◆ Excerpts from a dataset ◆

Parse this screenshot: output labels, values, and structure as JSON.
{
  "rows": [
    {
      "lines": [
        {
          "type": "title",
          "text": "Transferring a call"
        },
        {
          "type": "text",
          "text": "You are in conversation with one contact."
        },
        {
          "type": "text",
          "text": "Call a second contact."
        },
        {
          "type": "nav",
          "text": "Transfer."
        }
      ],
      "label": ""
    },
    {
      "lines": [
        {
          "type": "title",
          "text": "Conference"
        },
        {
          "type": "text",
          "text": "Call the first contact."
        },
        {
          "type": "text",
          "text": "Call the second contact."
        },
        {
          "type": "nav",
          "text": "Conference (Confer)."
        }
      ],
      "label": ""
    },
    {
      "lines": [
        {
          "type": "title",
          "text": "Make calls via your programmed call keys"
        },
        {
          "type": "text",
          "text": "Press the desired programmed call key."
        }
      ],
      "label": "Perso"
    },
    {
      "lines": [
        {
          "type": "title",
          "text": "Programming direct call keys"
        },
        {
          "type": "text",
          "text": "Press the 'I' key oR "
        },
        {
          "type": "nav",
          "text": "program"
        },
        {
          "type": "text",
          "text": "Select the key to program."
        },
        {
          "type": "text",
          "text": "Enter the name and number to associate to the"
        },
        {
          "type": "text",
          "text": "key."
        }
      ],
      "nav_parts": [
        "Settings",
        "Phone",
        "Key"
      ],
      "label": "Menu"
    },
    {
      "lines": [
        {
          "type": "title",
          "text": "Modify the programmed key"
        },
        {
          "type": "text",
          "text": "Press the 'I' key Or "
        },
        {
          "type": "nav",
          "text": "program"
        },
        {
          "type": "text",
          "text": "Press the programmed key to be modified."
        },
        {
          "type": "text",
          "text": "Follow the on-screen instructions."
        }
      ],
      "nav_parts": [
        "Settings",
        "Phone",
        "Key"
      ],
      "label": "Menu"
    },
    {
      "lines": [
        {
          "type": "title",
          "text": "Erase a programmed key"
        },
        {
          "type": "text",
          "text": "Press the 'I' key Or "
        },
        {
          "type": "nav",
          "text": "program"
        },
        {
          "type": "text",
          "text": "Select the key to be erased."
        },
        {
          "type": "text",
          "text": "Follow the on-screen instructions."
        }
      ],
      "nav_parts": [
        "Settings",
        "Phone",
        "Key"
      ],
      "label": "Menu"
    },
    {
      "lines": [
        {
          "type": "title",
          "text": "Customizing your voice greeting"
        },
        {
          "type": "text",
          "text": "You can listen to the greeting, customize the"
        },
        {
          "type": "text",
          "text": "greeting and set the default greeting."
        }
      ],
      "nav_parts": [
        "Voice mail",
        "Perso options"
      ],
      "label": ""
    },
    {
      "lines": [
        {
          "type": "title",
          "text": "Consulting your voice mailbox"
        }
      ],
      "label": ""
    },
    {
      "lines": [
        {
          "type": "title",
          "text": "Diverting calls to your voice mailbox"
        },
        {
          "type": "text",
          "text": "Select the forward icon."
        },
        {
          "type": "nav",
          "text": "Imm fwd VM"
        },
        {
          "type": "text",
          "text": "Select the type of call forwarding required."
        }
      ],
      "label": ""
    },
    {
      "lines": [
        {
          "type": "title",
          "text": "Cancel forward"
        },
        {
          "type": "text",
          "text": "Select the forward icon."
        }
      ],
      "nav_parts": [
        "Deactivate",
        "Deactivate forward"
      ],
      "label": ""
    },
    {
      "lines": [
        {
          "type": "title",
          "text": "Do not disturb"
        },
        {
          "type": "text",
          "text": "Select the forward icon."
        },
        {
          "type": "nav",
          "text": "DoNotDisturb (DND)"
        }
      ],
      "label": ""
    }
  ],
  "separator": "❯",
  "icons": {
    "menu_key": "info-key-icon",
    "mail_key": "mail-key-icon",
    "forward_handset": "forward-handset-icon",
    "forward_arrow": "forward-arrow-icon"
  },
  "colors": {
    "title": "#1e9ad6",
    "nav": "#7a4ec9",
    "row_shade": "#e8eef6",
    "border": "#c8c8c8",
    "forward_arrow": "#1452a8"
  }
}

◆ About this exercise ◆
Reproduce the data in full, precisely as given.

◆ Written answer ◆
Parse this screenshot: output labels, values, and structure as JSON.
{
  "rows": [
    {
      "lines": [
        {
          "type": "title",
          "text": "Transferring a call"
        },
        {
          "type": "text",
          "text": "You are in conversation with one contact."
        },
        {
          "type": "text",
          "text": "Call a second contact."
        },
        {
          "type": "nav",
          "text": "Transfer."
        }
      ],
      "label": ""
    },
    {
      "lines": [
        {
          "type": "title",
          "text": "Conference"
        },
        {
          "type": "text",
          "text": "Call the first contact."
        },
        {
          "type": "text",
          "text": "Call the second contact."
        },
        {
          "type": "nav",
          "text": "Conference (Confer)."
        }
      ],
      "label": ""
    },
    {
      "lines": [
        {
          "type": "title",
          "text": "Make calls via your programmed call keys"
        },
        {
          "type": "text",
          "text": "Press the desired programmed call key."
        }
      ],
      "label": "Perso"
    },
    {
      "lines": [
        {
          "type": "title",
          "text": "Programming direct call keys"
        },
        {
          "type": "text",
          "text": "Press the 'I' key oR "
        },
        {
          "type": "nav",
          "text": "program"
        },
        {
          "type": "text",
          "text": "Select the key to program."
        },
        {
          "type": "text",
          "text": "Enter the name and number to associate to the"
        },
        {
          "type": "text",
          "text": "key."
        }
      ],
      "nav_parts": [
        "Settings",
        "Phone",
        "Key"
      ],
      "label": "Menu"
    },
    {
      "lines": [
        {
          "type": "title",
          "text": "Modify the programmed key"
        },
        {
          "type": "text",
          "text": "Press the 'I' key Or "
        },
        {
          "type": "nav",
          "text": "program"
        },
        {
          "type": "text",
          "text": "Press the programmed key to be modified."
        },
        {
          "type": "text",
          "text": "Follow the on-screen instructions."
        }
      ],
      "nav_parts": [
        "Settings",
        "Phone",
        "Key"
      ],
      "label": "Menu"
    },
    {
      "lines": [
        {
          "type": "title",
          "text": "Erase a programmed key"
        },
        {
          "type": "text",
          "text": "Press the 'I' key Or "
        },
        {
          "type": "nav",
          "text": "program"
        },
        {
          "type": "text",
          "text": "Select the key to be erased."
        },
        {
          "type": "text",
          "text": "Follow the on-screen instructions."
        }
      ],
      "nav_parts": [
        "Settings",
        "Phone",
        "Key"
      ],
      "label": "Menu"
    },
    {
      "lines": [
        {
          "type": "title",
          "text": "Customizing your voice greeting"
        },
        {
          "type": "text",
          "text": "You can listen to the greeting, customize the"
        },
        {
          "type": "text",
          "text": "greeting and set the default greeting."
        }
      ],
      "nav_parts": [
        "Voice mail",
        "Perso options"
      ],
      "label": ""
    },
    {
      "lines": [
        {
          "type": "title",
          "text": "Consulting your voice mailbox"
        }
      ],
      "label": ""
    },
    {
      "lines": [
        {
          "type": "title",
          "text": "Diverting calls to your voice mailbox"
        },
        {
          "type": "text",
          "text": "Select the forward icon."
        },
        {
          "type": "nav",
          "text": "Imm fwd VM"
        },
        {
          "type": "text",
          "text": "Select the type of call forwarding required."
        }
      ],
      "label": ""
    },
    {
      "lines": [
        {
          "type": "title",
          "text": "Cancel forward"
        },
        {
          "type": "text",
          "text": "Select the forward icon."
        }
      ],
      "nav_parts": [
        "Deactivate",
        "Deactivate forward"
      ],
      "label": ""
    },
    {
      "lines": [
        {
          "type": "title",
          "text": "Do not disturb"
        },
        {
          "type": "text",
          "text": "Select the forward icon."
        },
        {
          "type": "nav",
          "text": "DoNotDisturb (DND)"
        }
      ],
      "label": ""
    }
  ],
  "separator": "❯",
  "icons": {
    "menu_key": "info-key-icon",
    "mail_key": "mail-key-icon",
    "forward_handset": "forward-handset-icon",
    "forward_arrow": "forward-arrow-icon"
  },
  "colors": {
    "title": "#1e9ad6",
    "nav": "#7a4ec9",
    "row_shade": "#e8eef6",
    "border": "#c8c8c8",
    "forward_arrow": "#1452a8"
  }
}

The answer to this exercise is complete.